▶

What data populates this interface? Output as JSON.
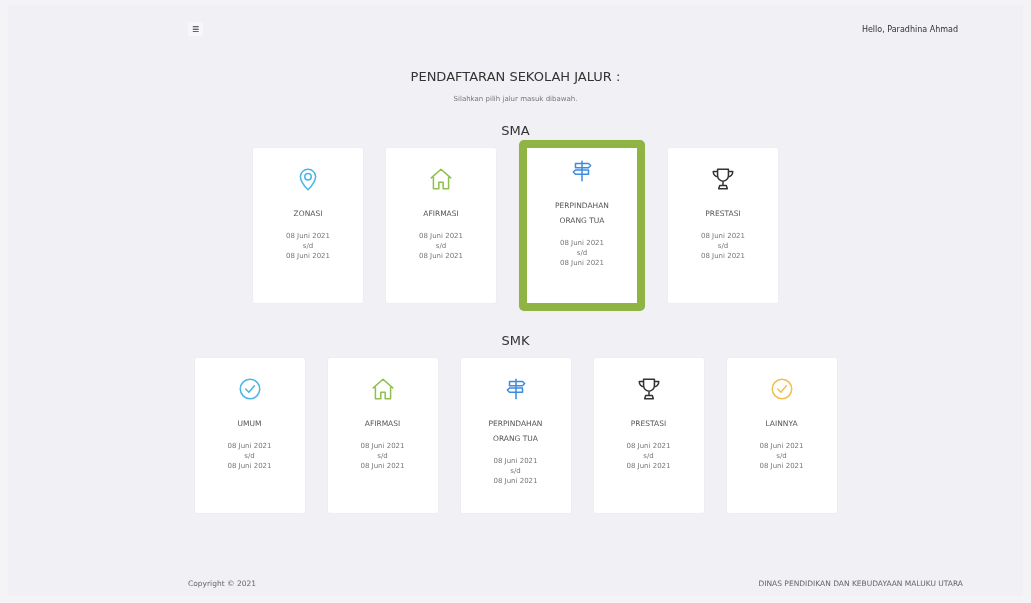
{
  "header": {
    "menu_icon": "≡",
    "greeting": "Hello, Paradhina Ahmad"
  },
  "title": "PENDAFTARAN SEKOLAH JALUR :",
  "subtitle": "Silahkan pilih jalur masuk dibawah.",
  "sections": [
    {
      "heading": "SMA",
      "cards": [
        {
          "kind": "pin",
          "label": "ZONASI",
          "dates": [
            "08 Juni 2021",
            "s/d",
            "08 Juni 2021"
          ],
          "selected": false
        },
        {
          "kind": "house",
          "label": "AFIRMASI",
          "dates": [
            "08 Juni 2021",
            "s/d",
            "08 Juni 2021"
          ],
          "selected": false
        },
        {
          "kind": "signpost",
          "label": "PERPINDAHAN ORANG TUA",
          "dates": [
            "08 Juni 2021",
            "s/d",
            "08 Juni 2021"
          ],
          "selected": true
        },
        {
          "kind": "trophy",
          "label": "PRESTASI",
          "dates": [
            "08 Juni 2021",
            "s/d",
            "08 Juni 2021"
          ],
          "selected": false
        }
      ]
    },
    {
      "heading": "SMK",
      "cards": [
        {
          "kind": "check",
          "label": "UMUM",
          "dates": [
            "08 Juni 2021",
            "s/d",
            "08 Juni 2021"
          ],
          "selected": false
        },
        {
          "kind": "house",
          "label": "AFIRMASI",
          "dates": [
            "08 Juni 2021",
            "s/d",
            "08 Juni 2021"
          ],
          "selected": false
        },
        {
          "kind": "signpost",
          "label": "PERPINDAHAN ORANG TUA",
          "dates": [
            "08 Juni 2021",
            "s/d",
            "08 Juni 2021"
          ],
          "selected": false
        },
        {
          "kind": "trophy",
          "label": "PRESTASI",
          "dates": [
            "08 Juni 2021",
            "s/d",
            "08 Juni 2021"
          ],
          "selected": false
        },
        {
          "kind": "badge",
          "label": "LAINNYA",
          "dates": [
            "08 Juni 2021",
            "s/d",
            "08 Juni 2021"
          ],
          "selected": false
        }
      ]
    }
  ],
  "footer": {
    "copyright": "Copyright © 2021",
    "agency": "DINAS PENDIDIKAN DAN KEBUDAYAAN MALUKU UTARA"
  }
}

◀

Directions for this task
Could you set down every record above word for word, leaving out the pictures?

Response for this exercise
What data populates this interface? Output as JSON.
{
  "header": {
    "menu_icon": "≡",
    "greeting": "Hello, Paradhina Ahmad"
  },
  "title": "PENDAFTARAN SEKOLAH JALUR :",
  "subtitle": "Silahkan pilih jalur masuk dibawah.",
  "sections": [
    {
      "heading": "SMA",
      "cards": [
        {
          "kind": "pin",
          "label": "ZONASI",
          "dates": [
            "08 Juni 2021",
            "s/d",
            "08 Juni 2021"
          ],
          "selected": false
        },
        {
          "kind": "house",
          "label": "AFIRMASI",
          "dates": [
            "08 Juni 2021",
            "s/d",
            "08 Juni 2021"
          ],
          "selected": false
        },
        {
          "kind": "signpost",
          "label": "PERPINDAHAN ORANG TUA",
          "dates": [
            "08 Juni 2021",
            "s/d",
            "08 Juni 2021"
          ],
          "selected": true
        },
        {
          "kind": "trophy",
          "label": "PRESTASI",
          "dates": [
            "08 Juni 2021",
            "s/d",
            "08 Juni 2021"
          ],
          "selected": false
        }
      ]
    },
    {
      "heading": "SMK",
      "cards": [
        {
          "kind": "check",
          "label": "UMUM",
          "dates": [
            "08 Juni 2021",
            "s/d",
            "08 Juni 2021"
          ],
          "selected": false
        },
        {
          "kind": "house",
          "label": "AFIRMASI",
          "dates": [
            "08 Juni 2021",
            "s/d",
            "08 Juni 2021"
          ],
          "selected": false
        },
        {
          "kind": "signpost",
          "label": "PERPINDAHAN ORANG TUA",
          "dates": [
            "08 Juni 2021",
            "s/d",
            "08 Juni 2021"
          ],
          "selected": false
        },
        {
          "kind": "trophy",
          "label": "PRESTASI",
          "dates": [
            "08 Juni 2021",
            "s/d",
            "08 Juni 2021"
          ],
          "selected": false
        },
        {
          "kind": "badge",
          "label": "LAINNYA",
          "dates": [
            "08 Juni 2021",
            "s/d",
            "08 Juni 2021"
          ],
          "selected": false
        }
      ]
    }
  ],
  "footer": {
    "copyright": "Copyright © 2021",
    "agency": "DINAS PENDIDIKAN DAN KEBUDAYAAN MALUKU UTARA"
  }
}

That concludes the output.